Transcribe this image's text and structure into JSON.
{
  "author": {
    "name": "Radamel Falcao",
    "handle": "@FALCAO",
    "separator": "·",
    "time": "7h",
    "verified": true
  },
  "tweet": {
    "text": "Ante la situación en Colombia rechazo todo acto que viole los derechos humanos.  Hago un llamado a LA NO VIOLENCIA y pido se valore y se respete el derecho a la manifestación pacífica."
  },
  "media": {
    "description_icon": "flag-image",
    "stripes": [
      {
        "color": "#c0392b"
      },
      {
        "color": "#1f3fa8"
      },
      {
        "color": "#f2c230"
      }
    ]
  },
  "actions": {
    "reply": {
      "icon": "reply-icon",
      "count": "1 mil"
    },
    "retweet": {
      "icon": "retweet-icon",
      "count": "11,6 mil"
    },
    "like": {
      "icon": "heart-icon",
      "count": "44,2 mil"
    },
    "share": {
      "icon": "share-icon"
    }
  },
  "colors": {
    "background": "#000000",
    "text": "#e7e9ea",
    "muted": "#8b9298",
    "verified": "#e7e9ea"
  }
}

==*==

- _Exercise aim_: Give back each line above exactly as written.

- _Written reply_:
Transcribe this image's text and structure into JSON.
{
  "author": {
    "name": "Radamel Falcao",
    "handle": "@FALCAO",
    "separator": "·",
    "time": "7h",
    "verified": true
  },
  "tweet": {
    "text": "Ante la situación en Colombia rechazo todo acto que viole los derechos humanos.  Hago un llamado a LA NO VIOLENCIA y pido se valore y se respete el derecho a la manifestación pacífica."
  },
  "media": {
    "description_icon": "flag-image",
    "stripes": [
      {
        "color": "#c0392b"
      },
      {
        "color": "#1f3fa8"
      },
      {
        "color": "#f2c230"
      }
    ]
  },
  "actions": {
    "reply": {
      "icon": "reply-icon",
      "count": "1 mil"
    },
    "retweet": {
      "icon": "retweet-icon",
      "count": "11,6 mil"
    },
    "like": {
      "icon": "heart-icon",
      "count": "44,2 mil"
    },
    "share": {
      "icon": "share-icon"
    }
  },
  "colors": {
    "background": "#000000",
    "text": "#e7e9ea",
    "muted": "#8b9298",
    "verified": "#e7e9ea"
  }
}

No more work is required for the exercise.